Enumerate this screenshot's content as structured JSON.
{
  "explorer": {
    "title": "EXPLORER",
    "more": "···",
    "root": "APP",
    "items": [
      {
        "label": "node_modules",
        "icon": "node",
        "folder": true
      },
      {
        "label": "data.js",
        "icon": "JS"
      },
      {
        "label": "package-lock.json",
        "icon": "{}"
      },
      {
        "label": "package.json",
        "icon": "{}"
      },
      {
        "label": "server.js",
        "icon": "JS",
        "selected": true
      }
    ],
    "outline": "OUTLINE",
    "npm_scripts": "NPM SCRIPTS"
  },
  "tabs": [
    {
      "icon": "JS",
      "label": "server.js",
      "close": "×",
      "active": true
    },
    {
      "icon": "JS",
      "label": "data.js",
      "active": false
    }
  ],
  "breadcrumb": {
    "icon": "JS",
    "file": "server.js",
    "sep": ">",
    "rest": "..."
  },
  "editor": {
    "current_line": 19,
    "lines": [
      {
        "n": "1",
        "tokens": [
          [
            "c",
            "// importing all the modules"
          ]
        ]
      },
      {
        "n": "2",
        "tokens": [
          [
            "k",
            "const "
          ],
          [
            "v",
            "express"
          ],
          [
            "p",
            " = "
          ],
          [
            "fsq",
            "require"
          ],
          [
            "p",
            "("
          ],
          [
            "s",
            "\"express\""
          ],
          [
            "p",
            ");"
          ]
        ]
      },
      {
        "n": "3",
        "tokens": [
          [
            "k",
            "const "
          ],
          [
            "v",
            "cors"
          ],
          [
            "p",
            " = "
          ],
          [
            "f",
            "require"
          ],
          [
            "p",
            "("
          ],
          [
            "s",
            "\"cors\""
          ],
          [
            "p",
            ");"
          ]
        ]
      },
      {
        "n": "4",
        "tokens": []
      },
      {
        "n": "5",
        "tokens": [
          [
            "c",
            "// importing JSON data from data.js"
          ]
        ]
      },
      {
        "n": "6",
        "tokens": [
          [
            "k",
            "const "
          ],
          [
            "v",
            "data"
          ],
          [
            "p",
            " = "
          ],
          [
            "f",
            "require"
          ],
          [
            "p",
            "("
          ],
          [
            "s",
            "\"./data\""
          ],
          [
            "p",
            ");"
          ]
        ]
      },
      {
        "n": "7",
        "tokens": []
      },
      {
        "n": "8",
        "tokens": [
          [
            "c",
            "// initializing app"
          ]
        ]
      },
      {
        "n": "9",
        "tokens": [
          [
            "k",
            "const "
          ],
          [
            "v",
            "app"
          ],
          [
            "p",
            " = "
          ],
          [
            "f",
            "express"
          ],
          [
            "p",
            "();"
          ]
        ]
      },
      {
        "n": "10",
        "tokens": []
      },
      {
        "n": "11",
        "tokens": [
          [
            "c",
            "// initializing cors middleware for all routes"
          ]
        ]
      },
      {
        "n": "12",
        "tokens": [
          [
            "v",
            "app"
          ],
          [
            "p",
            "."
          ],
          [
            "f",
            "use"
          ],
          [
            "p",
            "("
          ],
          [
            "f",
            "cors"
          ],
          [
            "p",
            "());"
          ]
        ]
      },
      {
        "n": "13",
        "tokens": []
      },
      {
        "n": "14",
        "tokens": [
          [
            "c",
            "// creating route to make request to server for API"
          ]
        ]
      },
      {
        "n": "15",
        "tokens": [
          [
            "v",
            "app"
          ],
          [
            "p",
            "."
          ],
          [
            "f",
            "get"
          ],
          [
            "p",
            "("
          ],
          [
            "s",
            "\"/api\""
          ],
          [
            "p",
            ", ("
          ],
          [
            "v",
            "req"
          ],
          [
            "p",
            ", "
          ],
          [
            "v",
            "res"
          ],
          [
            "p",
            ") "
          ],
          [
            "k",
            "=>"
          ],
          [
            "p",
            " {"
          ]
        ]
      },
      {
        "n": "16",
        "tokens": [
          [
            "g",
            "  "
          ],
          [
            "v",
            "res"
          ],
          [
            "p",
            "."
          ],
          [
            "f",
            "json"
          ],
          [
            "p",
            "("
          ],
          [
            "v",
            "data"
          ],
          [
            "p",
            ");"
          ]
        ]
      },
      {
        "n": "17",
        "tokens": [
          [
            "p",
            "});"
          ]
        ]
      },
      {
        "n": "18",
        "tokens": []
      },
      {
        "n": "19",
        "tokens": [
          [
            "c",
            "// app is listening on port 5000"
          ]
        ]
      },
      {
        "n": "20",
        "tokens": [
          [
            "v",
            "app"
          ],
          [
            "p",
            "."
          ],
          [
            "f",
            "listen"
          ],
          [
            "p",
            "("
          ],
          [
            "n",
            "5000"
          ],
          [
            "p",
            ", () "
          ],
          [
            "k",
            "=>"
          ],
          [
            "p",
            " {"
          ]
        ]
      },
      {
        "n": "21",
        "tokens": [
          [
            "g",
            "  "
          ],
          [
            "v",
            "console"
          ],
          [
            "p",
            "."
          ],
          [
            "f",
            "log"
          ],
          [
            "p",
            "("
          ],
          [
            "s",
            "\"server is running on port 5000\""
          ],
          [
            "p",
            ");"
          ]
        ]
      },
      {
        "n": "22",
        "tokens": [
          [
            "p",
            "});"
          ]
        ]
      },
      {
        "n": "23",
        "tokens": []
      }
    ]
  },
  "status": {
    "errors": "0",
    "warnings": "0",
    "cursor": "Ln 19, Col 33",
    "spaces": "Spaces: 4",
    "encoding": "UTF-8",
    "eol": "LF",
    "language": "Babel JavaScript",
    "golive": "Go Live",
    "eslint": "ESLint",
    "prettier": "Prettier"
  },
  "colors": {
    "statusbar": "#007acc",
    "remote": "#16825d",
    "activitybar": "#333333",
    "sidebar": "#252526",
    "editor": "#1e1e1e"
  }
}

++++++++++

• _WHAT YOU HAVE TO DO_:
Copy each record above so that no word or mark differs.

• _RESPONSE_:
Enumerate this screenshot's content as structured JSON.
{
  "explorer": {
    "title": "EXPLORER",
    "more": "···",
    "root": "APP",
    "items": [
      {
        "label": "node_modules",
        "icon": "node",
        "folder": true
      },
      {
        "label": "data.js",
        "icon": "JS"
      },
      {
        "label": "package-lock.json",
        "icon": "{}"
      },
      {
        "label": "package.json",
        "icon": "{}"
      },
      {
        "label": "server.js",
        "icon": "JS",
        "selected": true
      }
    ],
    "outline": "OUTLINE",
    "npm_scripts": "NPM SCRIPTS"
  },
  "tabs": [
    {
      "icon": "JS",
      "label": "server.js",
      "close": "×",
      "active": true
    },
    {
      "icon": "JS",
      "label": "data.js",
      "active": false
    }
  ],
  "breadcrumb": {
    "icon": "JS",
    "file": "server.js",
    "sep": ">",
    "rest": "..."
  },
  "editor": {
    "current_line": 19,
    "lines": [
      {
        "n": "1",
        "tokens": [
          [
            "c",
            "// importing all the modules"
          ]
        ]
      },
      {
        "n": "2",
        "tokens": [
          [
            "k",
            "const "
          ],
          [
            "v",
            "express"
          ],
          [
            "p",
            " = "
          ],
          [
            "fsq",
            "require"
          ],
          [
            "p",
            "("
          ],
          [
            "s",
            "\"express\""
          ],
          [
            "p",
            ");"
          ]
        ]
      },
      {
        "n": "3",
        "tokens": [
          [
            "k",
            "const "
          ],
          [
            "v",
            "cors"
          ],
          [
            "p",
            " = "
          ],
          [
            "f",
            "require"
          ],
          [
            "p",
            "("
          ],
          [
            "s",
            "\"cors\""
          ],
          [
            "p",
            ");"
          ]
        ]
      },
      {
        "n": "4",
        "tokens": []
      },
      {
        "n": "5",
        "tokens": [
          [
            "c",
            "// importing JSON data from data.js"
          ]
        ]
      },
      {
        "n": "6",
        "tokens": [
          [
            "k",
            "const "
          ],
          [
            "v",
            "data"
          ],
          [
            "p",
            " = "
          ],
          [
            "f",
            "require"
          ],
          [
            "p",
            "("
          ],
          [
            "s",
            "\"./data\""
          ],
          [
            "p",
            ");"
          ]
        ]
      },
      {
        "n": "7",
        "tokens": []
      },
      {
        "n": "8",
        "tokens": [
          [
            "c",
            "// initializing app"
          ]
        ]
      },
      {
        "n": "9",
        "tokens": [
          [
            "k",
            "const "
          ],
          [
            "v",
            "app"
          ],
          [
            "p",
            " = "
          ],
          [
            "f",
            "express"
          ],
          [
            "p",
            "();"
          ]
        ]
      },
      {
        "n": "10",
        "tokens": []
      },
      {
        "n": "11",
        "tokens": [
          [
            "c",
            "// initializing cors middleware for all routes"
          ]
        ]
      },
      {
        "n": "12",
        "tokens": [
          [
            "v",
            "app"
          ],
          [
            "p",
            "."
          ],
          [
            "f",
            "use"
          ],
          [
            "p",
            "("
          ],
          [
            "f",
            "cors"
          ],
          [
            "p",
            "());"
          ]
        ]
      },
      {
        "n": "13",
        "tokens": []
      },
      {
        "n": "14",
        "tokens": [
          [
            "c",
            "// creating route to make request to server for API"
          ]
        ]
      },
      {
        "n": "15",
        "tokens": [
          [
            "v",
            "app"
          ],
          [
            "p",
            "."
          ],
          [
            "f",
            "get"
          ],
          [
            "p",
            "("
          ],
          [
            "s",
            "\"/api\""
          ],
          [
            "p",
            ", ("
          ],
          [
            "v",
            "req"
          ],
          [
            "p",
            ", "
          ],
          [
            "v",
            "res"
          ],
          [
            "p",
            ") "
          ],
          [
            "k",
            "=>"
          ],
          [
            "p",
            " {"
          ]
        ]
      },
      {
        "n": "16",
        "tokens": [
          [
            "g",
            "  "
          ],
          [
            "v",
            "res"
          ],
          [
            "p",
            "."
          ],
          [
            "f",
            "json"
          ],
          [
            "p",
            "("
          ],
          [
            "v",
            "data"
          ],
          [
            "p",
            ");"
          ]
        ]
      },
      {
        "n": "17",
        "tokens": [
          [
            "p",
            "});"
          ]
        ]
      },
      {
        "n": "18",
        "tokens": []
      },
      {
        "n": "19",
        "tokens": [
          [
            "c",
            "// app is listening on port 5000"
          ]
        ]
      },
      {
        "n": "20",
        "tokens": [
          [
            "v",
            "app"
          ],
          [
            "p",
            "."
          ],
          [
            "f",
            "listen"
          ],
          [
            "p",
            "("
          ],
          [
            "n",
            "5000"
          ],
          [
            "p",
            ", () "
          ],
          [
            "k",
            "=>"
          ],
          [
            "p",
            " {"
          ]
        ]
      },
      {
        "n": "21",
        "tokens": [
          [
            "g",
            "  "
          ],
          [
            "v",
            "console"
          ],
          [
            "p",
            "."
          ],
          [
            "f",
            "log"
          ],
          [
            "p",
            "("
          ],
          [
            "s",
            "\"server is running on port 5000\""
          ],
          [
            "p",
            ");"
          ]
        ]
      },
      {
        "n": "22",
        "tokens": [
          [
            "p",
            "});"
          ]
        ]
      },
      {
        "n": "23",
        "tokens": []
      }
    ]
  },
  "status": {
    "errors": "0",
    "warnings": "0",
    "cursor": "Ln 19, Col 33",
    "spaces": "Spaces: 4",
    "encoding": "UTF-8",
    "eol": "LF",
    "language": "Babel JavaScript",
    "golive": "Go Live",
    "eslint": "ESLint",
    "prettier": "Prettier"
  },
  "colors": {
    "statusbar": "#007acc",
    "remote": "#16825d",
    "activitybar": "#333333",
    "sidebar": "#252526",
    "editor": "#1e1e1e"
  }
}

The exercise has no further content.